The combination of increasing rents and the increasing number of renters needing affordable housing has further exacerbated the affordable housing crisis in America. The Urban Institute released a map and study about the current status of affordable housing and the extremely low income (ELI) renters who need them. Extremely low income (ELI) households are those with incomes at or below 30% of the area median income (AMI).
The map shows, by county, the number of ELI households and the number of adequate, affordable, and available units. In Connecticut, New London County comes closest to meeting the need of ELI renter households with 42 units available for every 100 ELI renter households. Tolland County is the furthest away with 29 units for every 100 ELI renter households.
The main findings from the report:
- Demand is outpacing supply: between 2000 and 2013 ELI renter households increased 38% while supply of adequate, affordable, and available rental units only increased by 7%.
- The number of adequate, affordable, and available rental units for ELI renter households has decreased over time from 37 for every 100 ELI renter households in 2000 to 28 in 2013.
- There is a growing reliance on federally funded programs for affordable housing. In 2000, 57% of adequate, affordable, and available homes for ELI renter households were HUD-assisted, in 2013 it surpassed 80%
- The supply of adequate, affordable, and available units has mostly declined across the country with a few exceptions.

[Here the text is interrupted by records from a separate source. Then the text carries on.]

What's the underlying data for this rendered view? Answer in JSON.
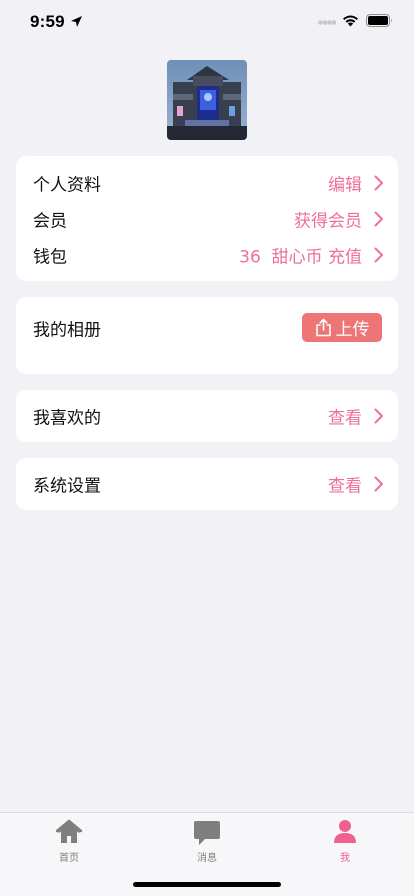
{
  "status_bar": {
    "time": "9:59"
  },
  "profile": {
    "rows": [
      {
        "label": "个人资料",
        "value": "编辑"
      },
      {
        "label": "会员",
        "value": "获得会员"
      },
      {
        "label": "钱包",
        "value": "36  甜心币 充值"
      }
    ]
  },
  "album": {
    "title": "我的相册",
    "upload_label": "上传"
  },
  "favorites": {
    "label": "我喜欢的",
    "value": "查看"
  },
  "settings": {
    "label": "系统设置",
    "value": "查看"
  },
  "colors": {
    "accent": "#ef6f9a",
    "upload_bg": "#ee7576",
    "tab_active": "#ef5f90"
  },
  "tabs": [
    {
      "label": "首页",
      "icon": "home-icon",
      "active": false
    },
    {
      "label": "消息",
      "icon": "message-icon",
      "active": false
    },
    {
      "label": "我",
      "icon": "person-icon",
      "active": true
    }
  ]
}
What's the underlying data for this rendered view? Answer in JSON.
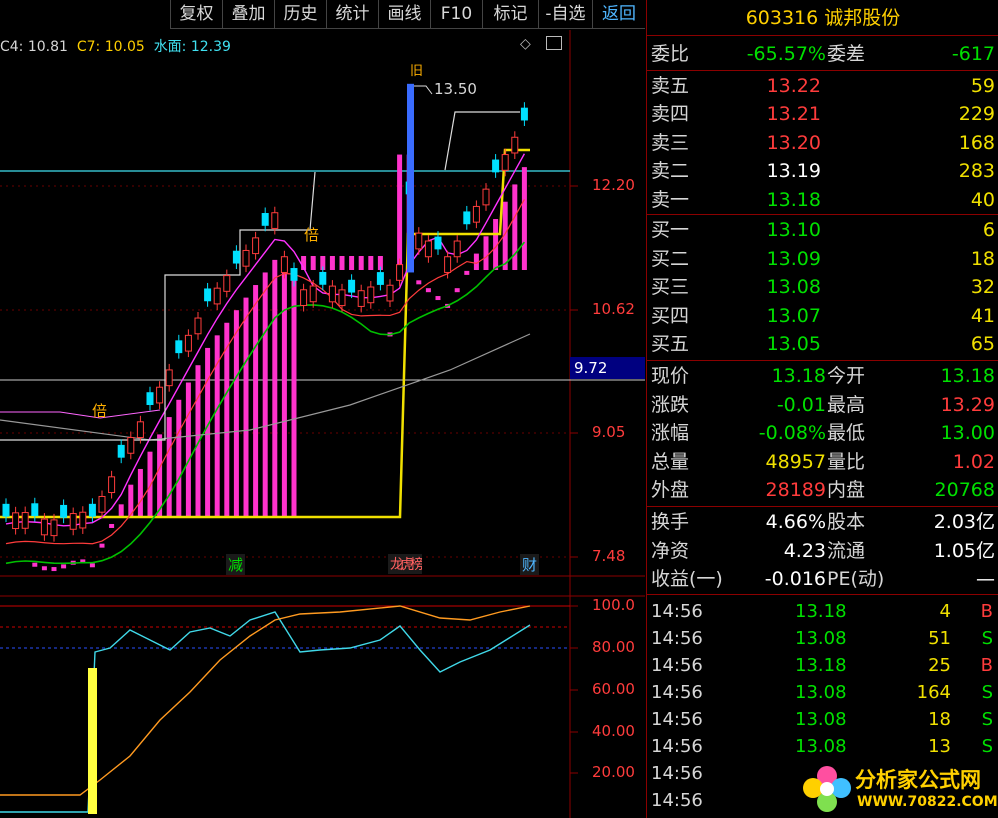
{
  "toolbar": {
    "buttons": [
      "复权",
      "叠加",
      "历史",
      "统计",
      "画线",
      "F10",
      "标记",
      "-自选",
      "返回"
    ],
    "active_index": 8
  },
  "legend": {
    "c4": "C4: 10.81",
    "c7": "C7: 10.05",
    "water": "水面: 12.39"
  },
  "chart_labels": {
    "peak_price": "13.50",
    "price_ticks": [
      "12.20",
      "10.62",
      "9.05",
      "7.48"
    ],
    "current_price_tag": "9.72",
    "osc_ticks": [
      "100.0",
      "80.00",
      "60.00",
      "40.00",
      "20.00"
    ],
    "bei_marker": "倍",
    "jiu_marker": "旧",
    "event_jian": "减",
    "event_longhu": "龙虎榜",
    "event_cai": "财"
  },
  "colors": {
    "up": "#ff3c3c",
    "down": "#00e0ff",
    "volume": "#ff33cc",
    "water_line": "#f0e000",
    "cyan_line": "#40e0f0",
    "panel_border": "#8b0000"
  },
  "panel": {
    "title": "603316  诚邦股份",
    "weibi": {
      "label": "委比",
      "value": "-65.57%",
      "label2": "委差",
      "value2": "-617"
    },
    "asks": [
      {
        "label": "卖五",
        "price": "13.22",
        "vol": "59",
        "color": "red"
      },
      {
        "label": "卖四",
        "price": "13.21",
        "vol": "229",
        "color": "red"
      },
      {
        "label": "卖三",
        "price": "13.20",
        "vol": "168",
        "color": "red"
      },
      {
        "label": "卖二",
        "price": "13.19",
        "vol": "283",
        "color": "white"
      },
      {
        "label": "卖一",
        "price": "13.18",
        "vol": "40",
        "color": "green"
      }
    ],
    "bids": [
      {
        "label": "买一",
        "price": "13.10",
        "vol": "6",
        "color": "green"
      },
      {
        "label": "买二",
        "price": "13.09",
        "vol": "18",
        "color": "green"
      },
      {
        "label": "买三",
        "price": "13.08",
        "vol": "32",
        "color": "green"
      },
      {
        "label": "买四",
        "price": "13.07",
        "vol": "41",
        "color": "green"
      },
      {
        "label": "买五",
        "price": "13.05",
        "vol": "65",
        "color": "green"
      }
    ],
    "quote": [
      {
        "l1": "现价",
        "v1": "13.18",
        "c1": "green",
        "l2": "今开",
        "v2": "13.18",
        "c2": "green"
      },
      {
        "l1": "涨跌",
        "v1": "-0.01",
        "c1": "green",
        "l2": "最高",
        "v2": "13.29",
        "c2": "red"
      },
      {
        "l1": "涨幅",
        "v1": "-0.08%",
        "c1": "green",
        "l2": "最低",
        "v2": "13.00",
        "c2": "green"
      },
      {
        "l1": "总量",
        "v1": "48957",
        "c1": "yellow",
        "l2": "量比",
        "v2": "1.02",
        "c2": "red"
      },
      {
        "l1": "外盘",
        "v1": "28189",
        "c1": "red",
        "l2": "内盘",
        "v2": "20768",
        "c2": "green"
      }
    ],
    "fundamentals": [
      {
        "l1": "换手",
        "v1": "4.66%",
        "l2": "股本",
        "v2": "2.03亿"
      },
      {
        "l1": "净资",
        "v1": "4.23",
        "l2": "流通",
        "v2": "1.05亿"
      },
      {
        "l1": "收益(一)",
        "v1": "-0.016",
        "l2": "PE(动)",
        "v2": "—"
      }
    ],
    "trades": [
      {
        "time": "14:56",
        "price": "13.18",
        "price_color": "green",
        "vol": "4",
        "side": "B",
        "side_color": "red"
      },
      {
        "time": "14:56",
        "price": "13.08",
        "price_color": "green",
        "vol": "51",
        "side": "S",
        "side_color": "green"
      },
      {
        "time": "14:56",
        "price": "13.18",
        "price_color": "green",
        "vol": "25",
        "side": "B",
        "side_color": "red"
      },
      {
        "time": "14:56",
        "price": "13.08",
        "price_color": "green",
        "vol": "164",
        "side": "S",
        "side_color": "green"
      },
      {
        "time": "14:56",
        "price": "13.08",
        "price_color": "green",
        "vol": "18",
        "side": "S",
        "side_color": "green"
      },
      {
        "time": "14:56",
        "price": "13.08",
        "price_color": "green",
        "vol": "13",
        "side": "S",
        "side_color": "green"
      },
      {
        "time": "14:56",
        "price": "",
        "price_color": "green",
        "vol": "",
        "side": "",
        "side_color": "green"
      },
      {
        "time": "14:56",
        "price": "",
        "price_color": "green",
        "vol": "",
        "side": "",
        "side_color": "green"
      }
    ]
  },
  "watermark": {
    "text": "分析家公式网",
    "url": "WWW.70822.COM"
  }
}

The findings are based on data from the 2000 Census as well as three-year averages from the 2005, 2006, and 2007 and the 2011, 2012, and 2013 1-year American Community Surveys.
View the map here.
Read the full report - The Housing Affordability Gap for Extremely Low-Income Renters in 2013